Line by line, copy the material that follows without leaving anything out.

:::

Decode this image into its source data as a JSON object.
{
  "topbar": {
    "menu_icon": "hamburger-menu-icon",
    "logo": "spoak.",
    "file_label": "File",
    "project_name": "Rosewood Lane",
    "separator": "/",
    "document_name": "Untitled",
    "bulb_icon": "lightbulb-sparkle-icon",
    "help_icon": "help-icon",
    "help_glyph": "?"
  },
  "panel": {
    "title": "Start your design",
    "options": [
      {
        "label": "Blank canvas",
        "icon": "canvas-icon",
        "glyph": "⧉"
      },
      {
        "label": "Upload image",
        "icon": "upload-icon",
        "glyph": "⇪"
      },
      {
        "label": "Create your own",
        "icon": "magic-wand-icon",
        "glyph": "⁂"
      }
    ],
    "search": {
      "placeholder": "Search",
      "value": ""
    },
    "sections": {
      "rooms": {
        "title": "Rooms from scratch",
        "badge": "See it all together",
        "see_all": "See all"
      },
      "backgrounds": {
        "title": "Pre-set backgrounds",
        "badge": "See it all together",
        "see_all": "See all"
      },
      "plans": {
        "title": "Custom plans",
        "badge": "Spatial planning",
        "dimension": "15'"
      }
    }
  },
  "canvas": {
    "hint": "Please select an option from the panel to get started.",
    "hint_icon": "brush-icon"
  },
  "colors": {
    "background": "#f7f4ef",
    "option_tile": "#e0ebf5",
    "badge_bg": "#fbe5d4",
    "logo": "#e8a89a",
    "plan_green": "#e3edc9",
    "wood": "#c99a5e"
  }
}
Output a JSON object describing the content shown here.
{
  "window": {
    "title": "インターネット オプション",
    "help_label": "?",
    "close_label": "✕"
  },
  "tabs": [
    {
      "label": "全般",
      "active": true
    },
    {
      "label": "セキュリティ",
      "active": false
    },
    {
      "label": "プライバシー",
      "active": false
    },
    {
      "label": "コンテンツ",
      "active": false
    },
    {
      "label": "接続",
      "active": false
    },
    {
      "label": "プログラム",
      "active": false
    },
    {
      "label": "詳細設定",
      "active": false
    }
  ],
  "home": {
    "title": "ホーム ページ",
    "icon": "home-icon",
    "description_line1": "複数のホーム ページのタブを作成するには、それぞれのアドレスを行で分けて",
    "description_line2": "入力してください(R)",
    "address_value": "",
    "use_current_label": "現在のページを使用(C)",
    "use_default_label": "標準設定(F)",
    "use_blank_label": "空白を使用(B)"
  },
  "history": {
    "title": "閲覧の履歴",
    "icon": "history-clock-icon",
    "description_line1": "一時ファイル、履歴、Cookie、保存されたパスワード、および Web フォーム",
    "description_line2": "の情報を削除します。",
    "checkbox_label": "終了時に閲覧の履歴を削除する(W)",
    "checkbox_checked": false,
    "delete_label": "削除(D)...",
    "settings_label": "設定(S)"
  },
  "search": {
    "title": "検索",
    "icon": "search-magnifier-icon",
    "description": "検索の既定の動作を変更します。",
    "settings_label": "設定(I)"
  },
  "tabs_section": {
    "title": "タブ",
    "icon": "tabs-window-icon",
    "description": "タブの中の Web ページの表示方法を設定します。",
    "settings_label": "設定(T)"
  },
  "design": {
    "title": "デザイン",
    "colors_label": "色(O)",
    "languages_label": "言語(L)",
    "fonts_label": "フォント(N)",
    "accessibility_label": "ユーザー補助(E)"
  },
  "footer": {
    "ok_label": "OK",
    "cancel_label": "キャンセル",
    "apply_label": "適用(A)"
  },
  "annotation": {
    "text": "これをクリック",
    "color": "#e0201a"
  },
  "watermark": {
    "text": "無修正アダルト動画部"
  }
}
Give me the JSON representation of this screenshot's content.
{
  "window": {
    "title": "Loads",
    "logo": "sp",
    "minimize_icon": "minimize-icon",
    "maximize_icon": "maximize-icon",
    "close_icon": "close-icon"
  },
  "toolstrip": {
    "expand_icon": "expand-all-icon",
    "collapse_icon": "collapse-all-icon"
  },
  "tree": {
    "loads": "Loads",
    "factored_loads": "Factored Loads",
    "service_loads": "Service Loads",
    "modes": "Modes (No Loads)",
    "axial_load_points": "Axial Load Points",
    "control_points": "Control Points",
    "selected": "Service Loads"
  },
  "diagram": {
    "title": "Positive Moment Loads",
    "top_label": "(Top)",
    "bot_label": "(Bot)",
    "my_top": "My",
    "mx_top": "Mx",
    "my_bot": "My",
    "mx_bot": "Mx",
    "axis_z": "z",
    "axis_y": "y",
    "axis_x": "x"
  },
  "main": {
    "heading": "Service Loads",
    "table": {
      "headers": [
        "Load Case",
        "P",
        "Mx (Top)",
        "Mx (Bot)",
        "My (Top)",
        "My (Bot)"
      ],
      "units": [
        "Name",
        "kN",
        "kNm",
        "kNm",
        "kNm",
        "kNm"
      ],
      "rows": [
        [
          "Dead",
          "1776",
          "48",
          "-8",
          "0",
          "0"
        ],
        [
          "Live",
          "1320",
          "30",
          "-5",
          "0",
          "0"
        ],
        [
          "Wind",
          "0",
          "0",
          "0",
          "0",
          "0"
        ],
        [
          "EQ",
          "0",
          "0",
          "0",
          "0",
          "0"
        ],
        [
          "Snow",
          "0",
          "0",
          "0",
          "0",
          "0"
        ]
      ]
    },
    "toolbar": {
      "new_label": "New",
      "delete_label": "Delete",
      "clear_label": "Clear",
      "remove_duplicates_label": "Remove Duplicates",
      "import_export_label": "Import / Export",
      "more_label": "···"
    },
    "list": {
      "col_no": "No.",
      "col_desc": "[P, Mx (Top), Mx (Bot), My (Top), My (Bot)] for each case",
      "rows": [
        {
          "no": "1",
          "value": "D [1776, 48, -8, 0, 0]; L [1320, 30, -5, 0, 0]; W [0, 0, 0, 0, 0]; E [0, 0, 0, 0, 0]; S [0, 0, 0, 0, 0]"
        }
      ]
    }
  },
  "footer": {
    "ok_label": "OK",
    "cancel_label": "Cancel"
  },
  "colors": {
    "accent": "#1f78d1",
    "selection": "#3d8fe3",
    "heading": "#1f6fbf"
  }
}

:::

RESULT OF THE EXERCISE
Decode this image into its source data as a JSON object.
{
  "topbar": {
    "menu_icon": "hamburger-menu-icon",
    "logo": "spoak.",
    "file_label": "File",
    "project_name": "Rosewood Lane",
    "separator": "/",
    "document_name": "Untitled",
    "bulb_icon": "lightbulb-sparkle-icon",
    "help_icon": "help-icon",
    "help_glyph": "?"
  },
  "panel": {
    "title": "Start your design",
    "options": [
      {
        "label": "Blank canvas",
        "icon": "canvas-icon",
        "glyph": "⧉"
      },
      {
        "label": "Upload image",
        "icon": "upload-icon",
        "glyph": "⇪"
      },
      {
        "label": "Create your own",
        "icon": "magic-wand-icon",
        "glyph": "⁂"
      }
    ],
    "search": {
      "placeholder": "Search",
      "value": ""
    },
    "sections": {
      "rooms": {
        "title": "Rooms from scratch",
        "badge": "See it all together",
        "see_all": "See all"
      },
      "backgrounds": {
        "title": "Pre-set backgrounds",
        "badge": "See it all together",
        "see_all": "See all"
      },
      "plans": {
        "title": "Custom plans",
        "badge": "Spatial planning",
        "dimension": "15'"
      }
    }
  },
  "canvas": {
    "hint": "Please select an option from the panel to get started.",
    "hint_icon": "brush-icon"
  },
  "colors": {
    "background": "#f7f4ef",
    "option_tile": "#e0ebf5",
    "badge_bg": "#fbe5d4",
    "logo": "#e8a89a",
    "plan_green": "#e3edc9",
    "wood": "#c99a5e"
  }
}
Output a JSON object describing the content shown here.
{
  "window": {
    "title": "インターネット オプション",
    "help_label": "?",
    "close_label": "✕"
  },
  "tabs": [
    {
      "label": "全般",
      "active": true
    },
    {
      "label": "セキュリティ",
      "active": false
    },
    {
      "label": "プライバシー",
      "active": false
    },
    {
      "label": "コンテンツ",
      "active": false
    },
    {
      "label": "接続",
      "active": false
    },
    {
      "label": "プログラム",
      "active": false
    },
    {
      "label": "詳細設定",
      "active": false
    }
  ],
  "home": {
    "title": "ホーム ページ",
    "icon": "home-icon",
    "description_line1": "複数のホーム ページのタブを作成するには、それぞれのアドレスを行で分けて",
    "description_line2": "入力してください(R)",
    "address_value": "",
    "use_current_label": "現在のページを使用(C)",
    "use_default_label": "標準設定(F)",
    "use_blank_label": "空白を使用(B)"
  },
  "history": {
    "title": "閲覧の履歴",
    "icon": "history-clock-icon",
    "description_line1": "一時ファイル、履歴、Cookie、保存されたパスワード、および Web フォーム",
    "description_line2": "の情報を削除します。",
    "checkbox_label": "終了時に閲覧の履歴を削除する(W)",
    "checkbox_checked": false,
    "delete_label": "削除(D)...",
    "settings_label": "設定(S)"
  },
  "search": {
    "title": "検索",
    "icon": "search-magnifier-icon",
    "description": "検索の既定の動作を変更します。",
    "settings_label": "設定(I)"
  },
  "tabs_section": {
    "title": "タブ",
    "icon": "tabs-window-icon",
    "description": "タブの中の Web ページの表示方法を設定します。",
    "settings_label": "設定(T)"
  },
  "design": {
    "title": "デザイン",
    "colors_label": "色(O)",
    "languages_label": "言語(L)",
    "fonts_label": "フォント(N)",
    "accessibility_label": "ユーザー補助(E)"
  },
  "footer": {
    "ok_label": "OK",
    "cancel_label": "キャンセル",
    "apply_label": "適用(A)"
  },
  "annotation": {
    "text": "これをクリック",
    "color": "#e0201a"
  },
  "watermark": {
    "text": "無修正アダルト動画部"
  }
}
Give me the JSON representation of this screenshot's content.
{
  "window": {
    "title": "Loads",
    "logo": "sp",
    "minimize_icon": "minimize-icon",
    "maximize_icon": "maximize-icon",
    "close_icon": "close-icon"
  },
  "toolstrip": {
    "expand_icon": "expand-all-icon",
    "collapse_icon": "collapse-all-icon"
  },
  "tree": {
    "loads": "Loads",
    "factored_loads": "Factored Loads",
    "service_loads": "Service Loads",
    "modes": "Modes (No Loads)",
    "axial_load_points": "Axial Load Points",
    "control_points": "Control Points",
    "selected": "Service Loads"
  },
  "diagram": {
    "title": "Positive Moment Loads",
    "top_label": "(Top)",
    "bot_label": "(Bot)",
    "my_top": "My",
    "mx_top": "Mx",
    "my_bot": "My",
    "mx_bot": "Mx",
    "axis_z": "z",
    "axis_y": "y",
    "axis_x": "x"
  },
  "main": {
    "heading": "Service Loads",
    "table": {
      "headers": [
        "Load Case",
        "P",
        "Mx (Top)",
        "Mx (Bot)",
        "My (Top)",
        "My (Bot)"
      ],
      "units": [
        "Name",
        "kN",
        "kNm",
        "kNm",
        "kNm",
        "kNm"
      ],
      "rows": [
        [
          "Dead",
          "1776",
          "48",
          "-8",
          "0",
          "0"
        ],
        [
          "Live",
          "1320",
          "30",
          "-5",
          "0",
          "0"
        ],
        [
          "Wind",
          "0",
          "0",
          "0",
          "0",
          "0"
        ],
        [
          "EQ",
          "0",
          "0",
          "0",
          "0",
          "0"
        ],
        [
          "Snow",
          "0",
          "0",
          "0",
          "0",
          "0"
        ]
      ]
    },
    "toolbar": {
      "new_label": "New",
      "delete_label": "Delete",
      "clear_label": "Clear",
      "remove_duplicates_label": "Remove Duplicates",
      "import_export_label": "Import / Export",
      "more_label": "···"
    },
    "list": {
      "col_no": "No.",
      "col_desc": "[P, Mx (Top), Mx (Bot), My (Top), My (Bot)] for each case",
      "rows": [
        {
          "no": "1",
          "value": "D [1776, 48, -8, 0, 0]; L [1320, 30, -5, 0, 0]; W [0, 0, 0, 0, 0]; E [0, 0, 0, 0, 0]; S [0, 0, 0, 0, 0]"
        }
      ]
    }
  },
  "footer": {
    "ok_label": "OK",
    "cancel_label": "Cancel"
  },
  "colors": {
    "accent": "#1f78d1",
    "selection": "#3d8fe3",
    "heading": "#1f6fbf"
  }
}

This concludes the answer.